Kambra Bolch, associate dean of Academic Programs, said the minor will greatly enrich students of all fields and demographics at Texas State.
“It will prepare them to be successful in a multicultural work environment,” Bolch said. “Every one of our students will go out and make a contribution to the world, and the world is a diverse place. The more they understand cultural expectations, norms, and histories, the more successful they will be in the work environment.”
Bolch said Hispanic students will be given an opportunity to learn more about their own heritage.
“So often, in public schools, students are not given the opportunity to learn about their own culture,” Bolch said. “It is only in the last few years that people have become more conscious that we need to do a better job at reflecting the contributions of everyone in our society.

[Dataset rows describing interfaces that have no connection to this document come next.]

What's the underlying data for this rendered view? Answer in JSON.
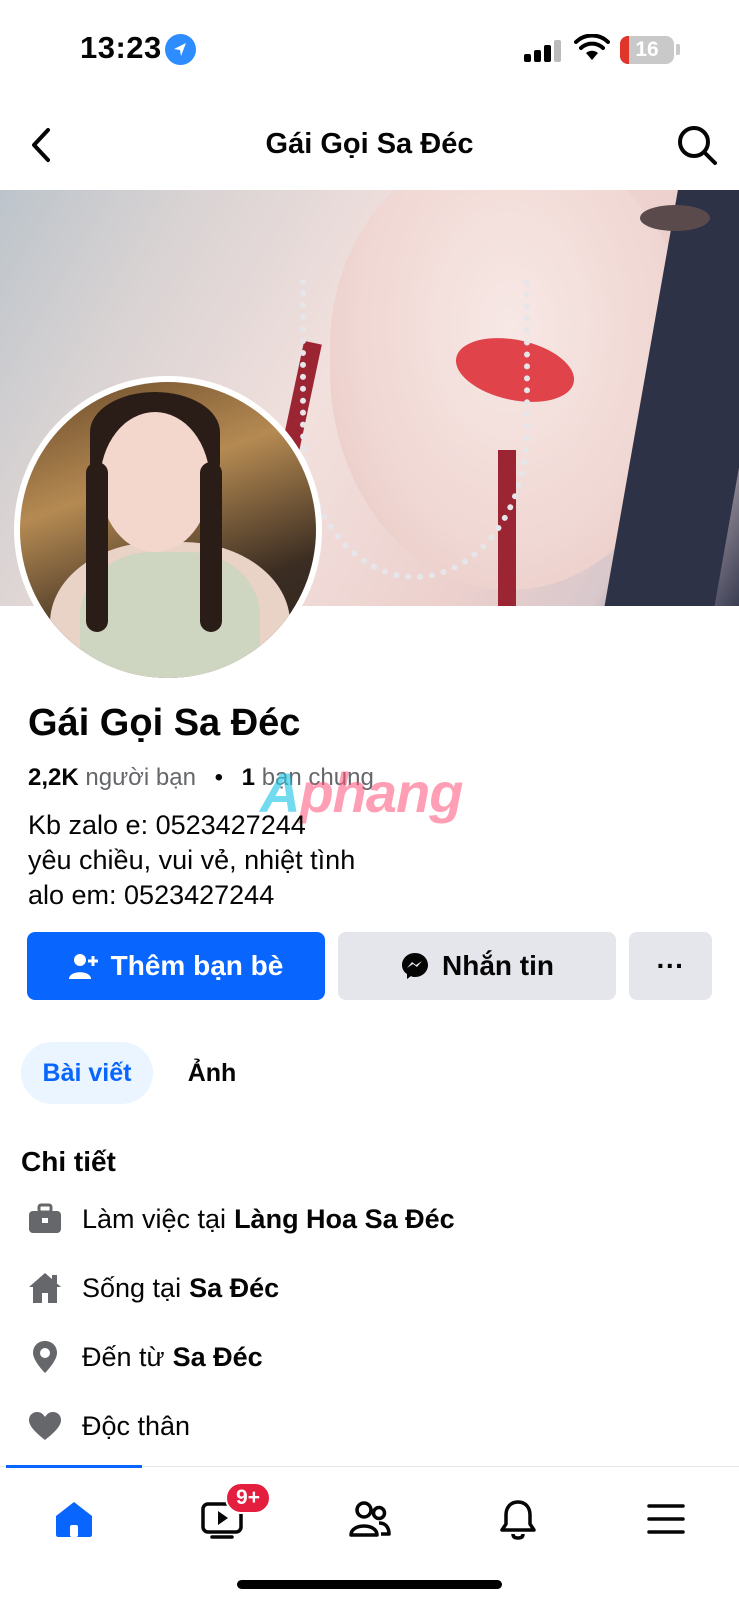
{
  "status_bar": {
    "time": "13:23",
    "battery": "16",
    "icons": [
      "location-arrow-icon",
      "signal-icon",
      "wifi-icon",
      "battery-icon"
    ]
  },
  "header": {
    "title": "Gái Gọi Sa Đéc",
    "icons": [
      "back-chevron-icon",
      "search-icon"
    ]
  },
  "profile": {
    "name": "Gái Gọi Sa Đéc",
    "friends_count": "2,2K",
    "friends_label": "người bạn",
    "separator": "•",
    "mutual_count": "1",
    "mutual_label": "bạn chung",
    "bio_lines": [
      "Kb zalo e: 0523427244",
      "yêu chiều, vui vẻ, nhiệt tình",
      "alo em: 0523427244"
    ],
    "watermark_a": "A",
    "watermark_b": "phang"
  },
  "actions": {
    "add_friend": "Thêm bạn bè",
    "message": "Nhắn tin",
    "more": "···"
  },
  "tabs": [
    {
      "label": "Bài viết",
      "active": true
    },
    {
      "label": "Ảnh",
      "active": false
    }
  ],
  "details": {
    "title": "Chi tiết",
    "work_prefix": "Làm việc tại",
    "work_value": "Làng Hoa Sa Đéc",
    "live_prefix": "Sống tại",
    "live_value": "Sa Đéc",
    "from_prefix": "Đến từ",
    "from_value": "Sa Đéc",
    "relationship": "Độc thân"
  },
  "bottom_nav": {
    "items": [
      "home-icon",
      "video-icon",
      "friends-icon",
      "notifications-icon",
      "menu-icon"
    ],
    "video_badge": "9+"
  },
  "colors": {
    "accent": "#0866ff",
    "secondary_button": "#e4e6eb",
    "badge": "#e41e3f",
    "text": "#050505",
    "muted": "#65676b"
  }
}
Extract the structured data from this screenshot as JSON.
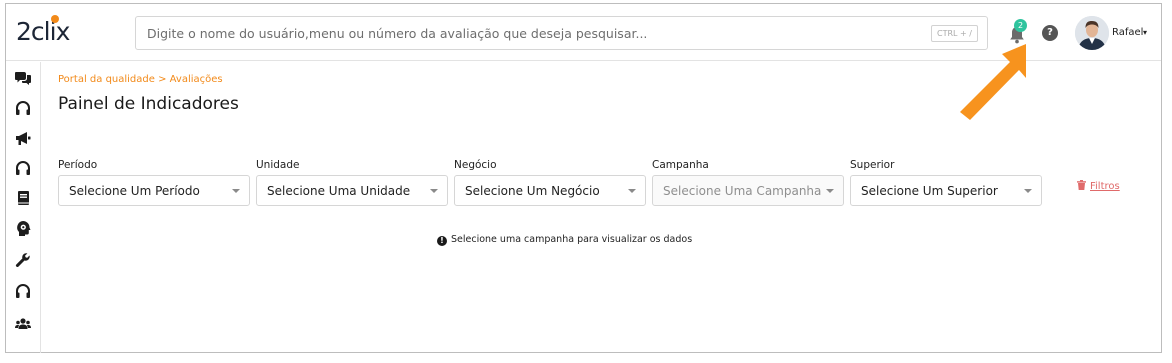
{
  "app": {
    "logo_text": "2clix"
  },
  "search": {
    "placeholder": "Digite o nome do usuário,menu ou número da avaliação que deseja pesquisar...",
    "shortcut": "CTRL + /"
  },
  "header": {
    "notifications_count": "2",
    "help_label": "?",
    "user_name": "Rafael",
    "user_caret": "▾"
  },
  "sidebar": {
    "items": [
      {
        "icon": "chat-bubbles-icon"
      },
      {
        "icon": "headphones-icon"
      },
      {
        "icon": "megaphone-icon"
      },
      {
        "icon": "headphones-icon"
      },
      {
        "icon": "book-icon"
      },
      {
        "icon": "head-gear-icon"
      },
      {
        "icon": "wrench-icon"
      },
      {
        "icon": "headphones-icon"
      },
      {
        "icon": "users-icon"
      }
    ]
  },
  "breadcrumb": "Portal da qualidade > Avaliações",
  "page_title": "Painel de Indicadores",
  "filters": [
    {
      "label": "Período",
      "value": "Selecione Um Período",
      "disabled": false
    },
    {
      "label": "Unidade",
      "value": "Selecione Uma Unidade",
      "disabled": false
    },
    {
      "label": "Negócio",
      "value": "Selecione Um Negócio",
      "disabled": false
    },
    {
      "label": "Campanha",
      "value": "Selecione Uma Campanha",
      "disabled": true
    },
    {
      "label": "Superior",
      "value": "Selecione Um Superior",
      "disabled": false
    }
  ],
  "filtros_button": "Filtros",
  "notice": {
    "icon_text": "!",
    "text": "Selecione uma campanha para visualizar os dados"
  },
  "colors": {
    "accent": "#f28a1a",
    "badge": "#2fc49e",
    "danger": "#e06a6a",
    "arrow": "#f7931e"
  }
}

However, it is not a minor for a specific demographic, but appeals to everyone regardless of their field.”
Two informative meetings were held on Sept. 5 and Sept. 6 by the Latina/o Studies Minor Committee covering the proposed minor. During these meetings, attendees previewed a preliminary list of courses compiled for the potential minor. Courses discussed during the meeting included intercultural communication in the Americas, Latino youth and families and population geography.
Gloria Martinez, professor of sociology and a lead developer of the Latina/o Studies minor, said this idea emerged from professors coming together across campus and is a minor students want.
“This new curriculum would reinforce the university’s goals of diversity and inclusion,” Martinez said. “Latina/o Studies would be an interdisciplinary minor that is open for anyone who is interested in learning about Latino culture. The minor would allow students to learn about the diversity within the Latino community. Students would be exposed to research that is currently being conducted on Latino issues. The minor would also prepare students for the workforce by allowing them to attain cultural competency skills.”
In a student survey conducted of 263 Bobcats from introductory courses and student organization groups, one-third of the student participants said they are interested in pursuing the new minor if it is added to the curriculum.
Martinez also said the new minor would further support Texas State’s Hispanic Service Institution status.
Many members of the local community attended the meetings, proposing ideas supporting the potential minor. Local residents proposed ideas of internships and service within San Marcos’ Latino community.
Michelle Sotolongo, student development specialist in the Honors College, said the minor is being well received by the local San Marcos community.
“This is seen as a huge benefit, and will strengthen the relationship between Texas State and the local community,” Sotolongo said. “This minor gives the faculty the opportunity to teach and discuss topics that haven’t been available previously.”
Texas State Faculty will be voting on the potential minor this week, but there is still a long process ahead in adding Latina/o Studies to the university’s curriculum.